QUESTION: Would you favor or oppose the national government offering everyone the choice of buying into a government administered health insurance plan – something like the Medicare coverage that people 65 and older get – that would compete with private health insurance plans?
DISTRICT 164%32%4%
DISTRICT 248%45%7%
DISTRICT 357%37%6%
QUESTION: What would make you more likely to vote for Democrats in the 2010 elections: If they pass health care reform that includes a public health insurance option but gets zero Republicans votes OR if they pass health care reform without a public option but with some Republican votes?
It's been widely reported that as Senate Majority Leader, Harry Reid had well over a majority of the Senate committed to voting for a public health insurance option last year. But the public option was removed from consideration in an attempt to get a super-majority of 60 votes needed to overcome a Republican filibuster. Now, Senate Democrats will likely use a procedure called “reconciliation” – which only needs a simple majority – to pass the final elements of health care reform.
QUESTION: If Senate Democrats use “reconciliation” to pass the final elements of health care reform with a simple majority, should Harry Reid include a public health insurance option in the bill?

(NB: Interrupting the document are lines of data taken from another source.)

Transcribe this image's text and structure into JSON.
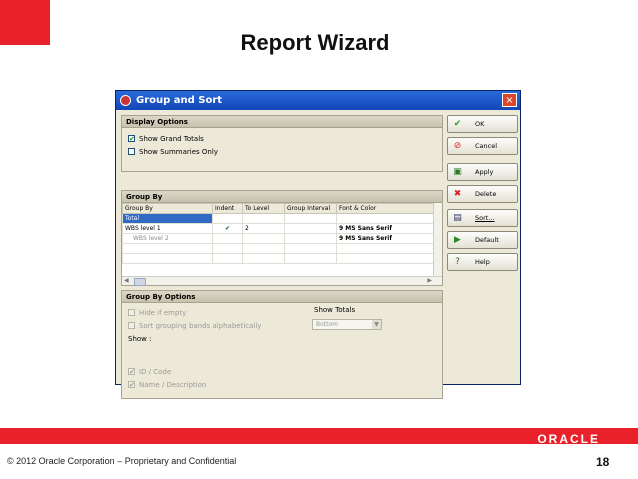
{
  "slide": {
    "title": "Report Wizard",
    "copyright": "© 2012 Oracle Corporation – Proprietary and Confidential",
    "page_number": "18",
    "logo_text": "ORACLE",
    "brand_color": "#e8212b"
  },
  "dialog": {
    "title": "Group and Sort",
    "close_label": "×",
    "display_options": {
      "header": "Display Options",
      "show_grand_totals": {
        "label": "Show Grand Totals",
        "checked": true
      },
      "show_summaries_only": {
        "label": "Show Summaries Only",
        "checked": false
      }
    },
    "group_by": {
      "header": "Group By",
      "columns": [
        "Group By",
        "Indent",
        "To Level",
        "Group Interval",
        "Font & Color"
      ],
      "rows": [
        {
          "group_by": "Total",
          "indent": "",
          "to_level": "",
          "group_interval": "",
          "font": ""
        },
        {
          "group_by": "WBS level 1",
          "indent": "✔",
          "to_level": "2",
          "group_interval": "",
          "font": "9 MS Sans Serif"
        },
        {
          "group_by": "WBS level 2",
          "indent": "",
          "to_level": "",
          "group_interval": "",
          "font": "9 MS Sans Serif"
        }
      ]
    },
    "group_by_options": {
      "header": "Group By Options",
      "hide_if_empty": "Hide if empty",
      "sort_alpha": "Sort grouping bands alphabetically",
      "show_label": "Show :",
      "id_code": "ID / Code",
      "name_description": "Name / Description",
      "show_totals_label": "Show Totals",
      "show_totals_value": "Bottom"
    },
    "buttons": {
      "ok": "OK",
      "cancel": "Cancel",
      "apply": "Apply",
      "delete": "Delete",
      "sort": "Sort...",
      "default": "Default",
      "help": "Help"
    }
  }
}
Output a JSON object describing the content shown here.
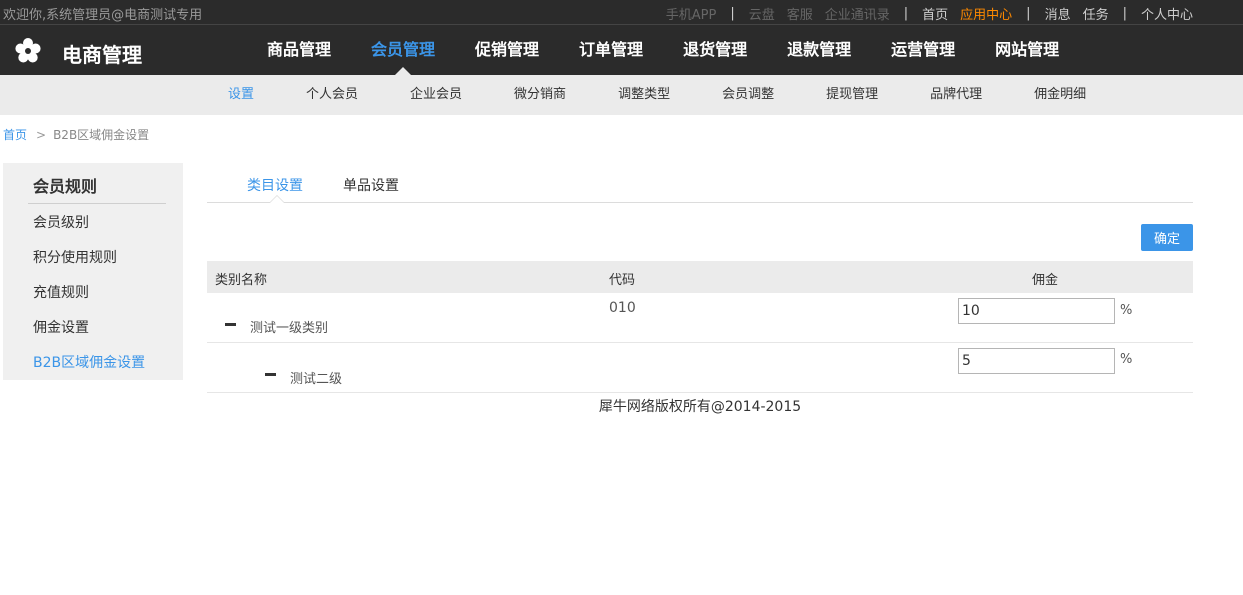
{
  "topbar": {
    "welcome": "欢迎你,系统管理员@电商测试专用",
    "links": {
      "app": "手机APP",
      "cloud": "云盘",
      "service": "客服",
      "contacts": "企业通讯录",
      "home": "首页",
      "app_center": "应用中心",
      "messages": "消息",
      "tasks": "任务",
      "personal": "个人中心"
    },
    "separator": "|"
  },
  "header": {
    "logo_icon": "flower-icon",
    "brand": "电商管理",
    "nav": [
      "商品管理",
      "会员管理",
      "促销管理",
      "订单管理",
      "退货管理",
      "退款管理",
      "运营管理",
      "网站管理"
    ],
    "active_nav": "会员管理"
  },
  "subnav": {
    "items": [
      "设置",
      "个人会员",
      "企业会员",
      "微分销商",
      "调整类型",
      "会员调整",
      "提现管理",
      "品牌代理",
      "佣金明细"
    ],
    "active": "设置"
  },
  "breadcrumb": {
    "home": "首页",
    "arrow": ">",
    "current": "B2B区域佣金设置"
  },
  "sidebar": {
    "title": "会员规则",
    "items": [
      "会员级别",
      "积分使用规则",
      "充值规则",
      "佣金设置",
      "B2B区域佣金设置"
    ],
    "active": "B2B区域佣金设置"
  },
  "tabs": {
    "items": [
      "类目设置",
      "单品设置"
    ],
    "active": "类目设置"
  },
  "confirm_label": "确定",
  "table": {
    "headers": [
      "类别名称",
      "代码",
      "佣金"
    ],
    "rows": [
      {
        "name": "测试一级类别",
        "code": "010",
        "commission": "10",
        "unit": "%"
      },
      {
        "name": "测试二级",
        "code": "",
        "commission": "5",
        "unit": "%"
      }
    ]
  },
  "footer": "犀牛网络版权所有@2014-2015",
  "colors": {
    "accent": "#3b95e8",
    "highlight": "#ff8a00",
    "topbar_bg": "#2b2b2b"
  }
}
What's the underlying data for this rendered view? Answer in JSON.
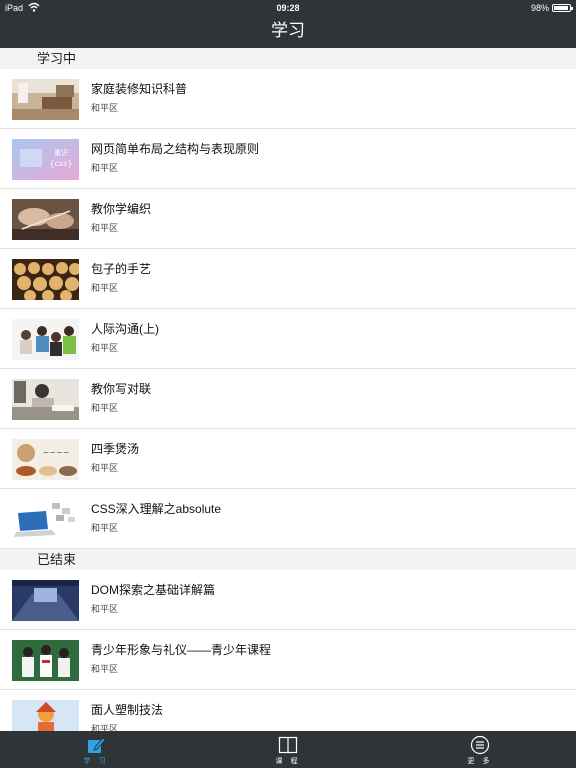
{
  "status_bar": {
    "carrier": "iPad",
    "time": "09:28",
    "battery": "98%"
  },
  "nav": {
    "title": "学习"
  },
  "sections": [
    {
      "header": "学习中",
      "items": [
        {
          "title": "家庭装修知识科普",
          "subtitle": "和平区",
          "thumb": "interior-room-photo"
        },
        {
          "title": "网页简单布局之结构与表现原则",
          "subtitle": "和平区",
          "thumb": "css-banner"
        },
        {
          "title": "教你学编织",
          "subtitle": "和平区",
          "thumb": "knitting-photo"
        },
        {
          "title": "包子的手艺",
          "subtitle": "和平区",
          "thumb": "steamed-buns-photo"
        },
        {
          "title": "人际沟通(上)",
          "subtitle": "和平区",
          "thumb": "people-talking-photo"
        },
        {
          "title": "教你写对联",
          "subtitle": "和平区",
          "thumb": "calligraphy-photo"
        },
        {
          "title": "四季煲汤",
          "subtitle": "和平区",
          "thumb": "soup-photo"
        },
        {
          "title": "CSS深入理解之absolute",
          "subtitle": "和平区",
          "thumb": "laptop-photo"
        }
      ]
    },
    {
      "header": "已结束",
      "items": [
        {
          "title": "DOM探索之基础详解篇",
          "subtitle": "和平区",
          "thumb": "hall-photo"
        },
        {
          "title": "青少年形象与礼仪——青少年课程",
          "subtitle": "和平区",
          "thumb": "students-photo"
        },
        {
          "title": "面人塑制技法",
          "subtitle": "和平区",
          "thumb": "dough-figure-photo"
        }
      ]
    }
  ],
  "tabs": [
    {
      "label": "学 习",
      "icon": "edit-icon",
      "active": true
    },
    {
      "label": "课 程",
      "icon": "book-icon",
      "active": false
    },
    {
      "label": "更 多",
      "icon": "menu-circle-icon",
      "active": false
    }
  ],
  "colors": {
    "bar": "#2f3536",
    "active_tab": "#2fa3e6",
    "inactive_tab": "#ffffff"
  }
}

QUESTION: If the Senate passes a health care reform bill that you consider to be beneficial to your family, would you object to the Senate's use of “reconciliation” rules to pass that bill with a majority vote, or not?